There’s an even easier way to do the symlinks. Simply install an alias in your ~/.profile. I use this:

alias ruby-switch-18='sudo ln -fs /usr/local/bin/ruby18 /usr/local/bin/ruby &&
  sudo ln -fs /usr/local/bin/irb18 /usr/local/bin/irb &&
  sudo ln -fs /usr/local/bin/gem18 /usr/local/bin/gem'
alias ruby-switch-19='sudo ln -fs /usr/local/bin/ruby19 /usr/local/bin/ruby &&
  sudo ln -fs /usr/local/bin/irb19 /usr/local/bin/irb &&
  sudo ln -fs /usr/local/bin/gem19 /usr/local/bin/gem'

Which lets me do:

~$ ruby-switch-18 && ruby --version 
ruby 1.8.7 (2009-01-28 patchlevel 99) [i686-darwin9.6.0]
~$ ruby-switch-19 && ruby --version
ruby 1.9.1p0 (2009-01-30 revision 21907) [i386-darwin9.6.0]

Getting RubyGems to Make Sane Executables

The other problem you’ll eventually run into is that RubyGems likes to rewrite the shebang when it generates executables in a gem install to use ruby18 or ruby19 (now that you’re using suffixes). We just want it to use ruby.

Now I said this was easier. It is. Install this gem:

$ sudo gem install gem-sane-binary
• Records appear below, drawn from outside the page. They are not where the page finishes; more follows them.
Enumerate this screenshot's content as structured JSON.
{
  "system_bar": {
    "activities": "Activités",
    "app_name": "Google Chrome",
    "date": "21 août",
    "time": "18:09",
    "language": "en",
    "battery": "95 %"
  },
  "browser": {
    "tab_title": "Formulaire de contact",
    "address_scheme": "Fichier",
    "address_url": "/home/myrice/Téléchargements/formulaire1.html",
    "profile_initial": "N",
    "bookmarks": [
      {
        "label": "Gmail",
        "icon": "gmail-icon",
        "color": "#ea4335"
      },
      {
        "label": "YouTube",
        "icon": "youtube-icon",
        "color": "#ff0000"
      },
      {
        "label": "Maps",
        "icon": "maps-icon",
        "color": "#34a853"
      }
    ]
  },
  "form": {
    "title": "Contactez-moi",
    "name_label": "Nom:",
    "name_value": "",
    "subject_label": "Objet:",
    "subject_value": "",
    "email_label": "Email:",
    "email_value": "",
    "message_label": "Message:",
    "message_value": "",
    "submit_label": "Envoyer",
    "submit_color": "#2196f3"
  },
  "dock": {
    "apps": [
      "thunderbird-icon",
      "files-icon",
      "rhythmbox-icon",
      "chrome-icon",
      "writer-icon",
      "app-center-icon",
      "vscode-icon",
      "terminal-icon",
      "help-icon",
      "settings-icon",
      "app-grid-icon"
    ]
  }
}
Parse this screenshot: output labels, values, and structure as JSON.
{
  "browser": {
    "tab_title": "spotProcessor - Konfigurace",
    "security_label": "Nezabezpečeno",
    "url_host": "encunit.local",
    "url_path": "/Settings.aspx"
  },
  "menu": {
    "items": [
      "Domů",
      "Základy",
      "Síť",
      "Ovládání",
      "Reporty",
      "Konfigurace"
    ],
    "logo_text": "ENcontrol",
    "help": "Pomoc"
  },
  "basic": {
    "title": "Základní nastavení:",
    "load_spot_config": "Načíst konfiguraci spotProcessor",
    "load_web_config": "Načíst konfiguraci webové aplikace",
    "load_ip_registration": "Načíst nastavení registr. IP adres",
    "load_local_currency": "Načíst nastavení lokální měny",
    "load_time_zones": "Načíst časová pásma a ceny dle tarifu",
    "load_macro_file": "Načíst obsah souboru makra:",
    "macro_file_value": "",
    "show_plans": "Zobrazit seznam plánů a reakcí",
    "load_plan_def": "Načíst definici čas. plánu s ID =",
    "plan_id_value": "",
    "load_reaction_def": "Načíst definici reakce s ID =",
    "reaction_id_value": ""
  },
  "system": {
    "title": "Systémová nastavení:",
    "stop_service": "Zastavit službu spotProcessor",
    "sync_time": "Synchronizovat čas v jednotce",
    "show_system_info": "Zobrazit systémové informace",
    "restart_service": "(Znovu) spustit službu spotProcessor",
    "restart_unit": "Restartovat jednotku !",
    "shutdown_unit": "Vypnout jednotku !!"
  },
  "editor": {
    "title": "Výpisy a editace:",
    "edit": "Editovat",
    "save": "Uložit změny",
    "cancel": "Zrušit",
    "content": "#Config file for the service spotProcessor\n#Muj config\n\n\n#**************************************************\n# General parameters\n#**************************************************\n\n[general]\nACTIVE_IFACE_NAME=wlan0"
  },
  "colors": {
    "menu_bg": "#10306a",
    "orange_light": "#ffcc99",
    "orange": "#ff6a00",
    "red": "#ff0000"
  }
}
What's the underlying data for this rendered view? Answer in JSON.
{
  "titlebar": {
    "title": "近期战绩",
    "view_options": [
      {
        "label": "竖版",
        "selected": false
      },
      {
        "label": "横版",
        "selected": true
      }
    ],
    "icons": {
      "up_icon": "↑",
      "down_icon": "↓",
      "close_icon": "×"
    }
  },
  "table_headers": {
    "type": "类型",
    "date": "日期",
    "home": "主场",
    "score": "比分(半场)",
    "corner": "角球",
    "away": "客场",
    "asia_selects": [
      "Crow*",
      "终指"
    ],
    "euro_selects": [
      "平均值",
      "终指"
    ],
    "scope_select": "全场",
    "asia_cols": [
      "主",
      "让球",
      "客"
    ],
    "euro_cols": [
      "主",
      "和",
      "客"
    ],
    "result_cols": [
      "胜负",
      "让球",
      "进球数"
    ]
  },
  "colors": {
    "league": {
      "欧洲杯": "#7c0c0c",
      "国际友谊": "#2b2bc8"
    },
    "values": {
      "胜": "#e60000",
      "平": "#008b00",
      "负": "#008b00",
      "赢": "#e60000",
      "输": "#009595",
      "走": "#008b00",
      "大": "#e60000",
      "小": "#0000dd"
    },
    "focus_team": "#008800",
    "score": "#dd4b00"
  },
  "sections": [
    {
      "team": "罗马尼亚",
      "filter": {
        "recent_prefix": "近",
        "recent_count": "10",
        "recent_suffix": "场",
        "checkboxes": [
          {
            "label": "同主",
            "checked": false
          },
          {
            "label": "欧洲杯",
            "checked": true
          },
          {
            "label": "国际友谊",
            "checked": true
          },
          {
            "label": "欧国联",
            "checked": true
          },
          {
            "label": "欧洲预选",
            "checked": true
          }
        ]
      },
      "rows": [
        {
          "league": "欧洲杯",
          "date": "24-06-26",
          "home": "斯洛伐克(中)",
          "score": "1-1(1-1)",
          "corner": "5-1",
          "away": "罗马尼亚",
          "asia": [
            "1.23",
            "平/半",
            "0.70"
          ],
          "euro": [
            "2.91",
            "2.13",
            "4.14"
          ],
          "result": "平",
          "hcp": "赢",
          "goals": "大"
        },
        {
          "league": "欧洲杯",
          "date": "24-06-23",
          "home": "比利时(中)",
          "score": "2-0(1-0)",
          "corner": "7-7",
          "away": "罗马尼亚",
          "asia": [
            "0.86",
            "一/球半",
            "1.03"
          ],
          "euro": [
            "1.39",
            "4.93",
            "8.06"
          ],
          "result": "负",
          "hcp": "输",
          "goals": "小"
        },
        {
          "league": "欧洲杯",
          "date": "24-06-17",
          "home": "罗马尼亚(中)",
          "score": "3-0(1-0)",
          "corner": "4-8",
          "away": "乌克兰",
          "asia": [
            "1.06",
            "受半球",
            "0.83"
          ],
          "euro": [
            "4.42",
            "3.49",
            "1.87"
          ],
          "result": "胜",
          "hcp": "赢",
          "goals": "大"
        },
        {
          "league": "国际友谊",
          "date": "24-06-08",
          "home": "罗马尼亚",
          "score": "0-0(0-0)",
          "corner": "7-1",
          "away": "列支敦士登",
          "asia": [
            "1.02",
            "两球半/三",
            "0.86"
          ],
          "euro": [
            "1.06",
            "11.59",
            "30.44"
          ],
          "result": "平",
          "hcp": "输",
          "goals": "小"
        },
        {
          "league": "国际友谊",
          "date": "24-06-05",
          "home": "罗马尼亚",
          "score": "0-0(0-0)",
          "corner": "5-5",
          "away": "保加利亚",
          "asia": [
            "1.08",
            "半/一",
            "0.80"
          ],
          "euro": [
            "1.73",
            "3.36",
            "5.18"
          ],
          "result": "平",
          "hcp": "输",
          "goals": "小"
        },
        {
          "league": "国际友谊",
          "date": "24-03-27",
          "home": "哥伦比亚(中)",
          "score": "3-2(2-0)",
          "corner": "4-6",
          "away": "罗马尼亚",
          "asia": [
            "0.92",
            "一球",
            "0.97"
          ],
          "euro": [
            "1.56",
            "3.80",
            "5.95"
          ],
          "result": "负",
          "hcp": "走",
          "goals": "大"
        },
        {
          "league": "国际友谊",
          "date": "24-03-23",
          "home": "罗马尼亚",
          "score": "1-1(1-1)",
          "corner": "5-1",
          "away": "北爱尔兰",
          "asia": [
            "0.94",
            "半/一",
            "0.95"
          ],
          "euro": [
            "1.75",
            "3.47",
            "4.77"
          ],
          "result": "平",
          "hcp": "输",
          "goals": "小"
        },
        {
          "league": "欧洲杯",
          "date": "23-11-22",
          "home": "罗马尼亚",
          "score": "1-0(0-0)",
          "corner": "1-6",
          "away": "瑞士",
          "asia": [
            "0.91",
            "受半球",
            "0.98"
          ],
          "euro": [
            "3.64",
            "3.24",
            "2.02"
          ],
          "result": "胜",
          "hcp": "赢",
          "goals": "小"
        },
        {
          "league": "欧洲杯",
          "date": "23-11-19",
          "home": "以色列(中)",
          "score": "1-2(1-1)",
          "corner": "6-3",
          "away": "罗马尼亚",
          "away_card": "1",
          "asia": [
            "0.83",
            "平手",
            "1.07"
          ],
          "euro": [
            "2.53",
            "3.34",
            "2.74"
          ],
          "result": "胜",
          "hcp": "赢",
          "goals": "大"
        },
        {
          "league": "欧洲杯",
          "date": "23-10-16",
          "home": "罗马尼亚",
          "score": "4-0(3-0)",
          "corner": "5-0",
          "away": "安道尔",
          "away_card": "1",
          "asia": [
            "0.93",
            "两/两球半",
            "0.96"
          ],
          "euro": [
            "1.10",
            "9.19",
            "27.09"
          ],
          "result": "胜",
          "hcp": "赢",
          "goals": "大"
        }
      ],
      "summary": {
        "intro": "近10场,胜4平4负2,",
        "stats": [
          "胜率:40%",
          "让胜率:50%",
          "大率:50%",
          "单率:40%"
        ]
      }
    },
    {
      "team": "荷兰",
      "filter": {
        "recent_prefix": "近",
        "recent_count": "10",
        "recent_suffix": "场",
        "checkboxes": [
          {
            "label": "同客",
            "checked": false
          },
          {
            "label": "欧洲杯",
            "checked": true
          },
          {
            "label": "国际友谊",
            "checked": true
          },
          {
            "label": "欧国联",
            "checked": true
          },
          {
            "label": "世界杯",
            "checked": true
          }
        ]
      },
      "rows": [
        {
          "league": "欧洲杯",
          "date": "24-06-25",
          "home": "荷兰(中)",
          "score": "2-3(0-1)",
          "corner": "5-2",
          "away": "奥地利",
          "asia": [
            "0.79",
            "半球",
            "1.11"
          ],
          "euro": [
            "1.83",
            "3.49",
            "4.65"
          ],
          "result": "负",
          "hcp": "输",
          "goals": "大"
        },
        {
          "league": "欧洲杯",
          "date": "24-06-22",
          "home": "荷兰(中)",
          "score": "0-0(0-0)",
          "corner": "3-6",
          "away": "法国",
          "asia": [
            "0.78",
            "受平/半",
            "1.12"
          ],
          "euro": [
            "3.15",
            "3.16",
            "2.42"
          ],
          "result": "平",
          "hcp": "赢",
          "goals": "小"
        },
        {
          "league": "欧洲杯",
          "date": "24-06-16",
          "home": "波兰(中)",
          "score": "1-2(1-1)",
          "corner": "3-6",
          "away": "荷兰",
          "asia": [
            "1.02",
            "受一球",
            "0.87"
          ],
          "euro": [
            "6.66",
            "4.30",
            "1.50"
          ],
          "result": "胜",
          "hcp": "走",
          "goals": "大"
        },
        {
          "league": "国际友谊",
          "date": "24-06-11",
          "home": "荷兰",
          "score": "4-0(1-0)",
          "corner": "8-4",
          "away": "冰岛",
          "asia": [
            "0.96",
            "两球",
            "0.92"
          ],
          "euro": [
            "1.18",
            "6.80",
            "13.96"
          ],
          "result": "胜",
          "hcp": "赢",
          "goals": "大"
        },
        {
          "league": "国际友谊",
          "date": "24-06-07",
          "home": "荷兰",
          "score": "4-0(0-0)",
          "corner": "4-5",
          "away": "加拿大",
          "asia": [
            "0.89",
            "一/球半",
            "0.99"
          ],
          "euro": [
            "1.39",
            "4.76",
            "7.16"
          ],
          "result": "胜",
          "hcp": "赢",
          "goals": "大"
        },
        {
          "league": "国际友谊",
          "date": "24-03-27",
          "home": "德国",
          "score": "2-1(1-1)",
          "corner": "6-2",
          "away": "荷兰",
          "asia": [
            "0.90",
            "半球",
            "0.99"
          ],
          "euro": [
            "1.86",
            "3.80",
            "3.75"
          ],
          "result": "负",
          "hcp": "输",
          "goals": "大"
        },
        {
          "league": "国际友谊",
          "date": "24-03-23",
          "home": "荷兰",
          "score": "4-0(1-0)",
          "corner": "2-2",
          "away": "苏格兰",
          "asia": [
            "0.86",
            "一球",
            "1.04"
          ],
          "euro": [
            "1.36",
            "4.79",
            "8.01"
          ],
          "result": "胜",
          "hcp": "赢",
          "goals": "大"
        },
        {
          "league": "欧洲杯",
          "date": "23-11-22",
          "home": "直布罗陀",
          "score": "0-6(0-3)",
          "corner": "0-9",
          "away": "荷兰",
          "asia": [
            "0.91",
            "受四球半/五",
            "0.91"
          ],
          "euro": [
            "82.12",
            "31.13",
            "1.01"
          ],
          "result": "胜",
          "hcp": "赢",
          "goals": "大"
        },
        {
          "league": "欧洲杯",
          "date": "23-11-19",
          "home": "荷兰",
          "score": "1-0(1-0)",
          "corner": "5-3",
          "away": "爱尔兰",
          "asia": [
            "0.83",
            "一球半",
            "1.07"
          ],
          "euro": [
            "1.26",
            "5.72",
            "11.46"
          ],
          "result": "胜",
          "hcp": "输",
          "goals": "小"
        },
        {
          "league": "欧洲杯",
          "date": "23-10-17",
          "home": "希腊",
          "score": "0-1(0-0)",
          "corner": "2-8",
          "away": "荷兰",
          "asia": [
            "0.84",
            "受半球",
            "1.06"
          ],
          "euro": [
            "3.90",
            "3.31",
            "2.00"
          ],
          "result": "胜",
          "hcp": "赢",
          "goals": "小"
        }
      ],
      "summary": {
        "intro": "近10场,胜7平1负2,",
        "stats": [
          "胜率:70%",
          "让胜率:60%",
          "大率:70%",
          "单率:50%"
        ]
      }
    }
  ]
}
You can see the source on Github. It’s a small RubyGems 1.3.2+ plugin that uses your ruby symlink (if it exists) instead of the current Ruby executable when generating binaries.

You can now gem install anything without worrying about having it break your other Ruby install.

TextMate

If you’re an OSX user, this one’s for you:

Now that you’ve switched over to 19 you might be interested to know how to get some of your apps that depend on Ruby to work properly. TextMate has some decent 1.9 support so far, but you need to pull the latest support code from the subversion repository:

$ cd Library/Application\ Support/TextMate/
$ svn co http://svn.textmate.org/trunk/Support/

If you use the Git textmate bundle, read about how I got it working in 1.9 here.

Note that with our quick switch alias, if anything breaks you can always `ruby-switch-18` in a Terminal to quickly drop back. TextMate need not be restarted.

Questions? Comments? Follow me on Twitter (@lsegal) or email me.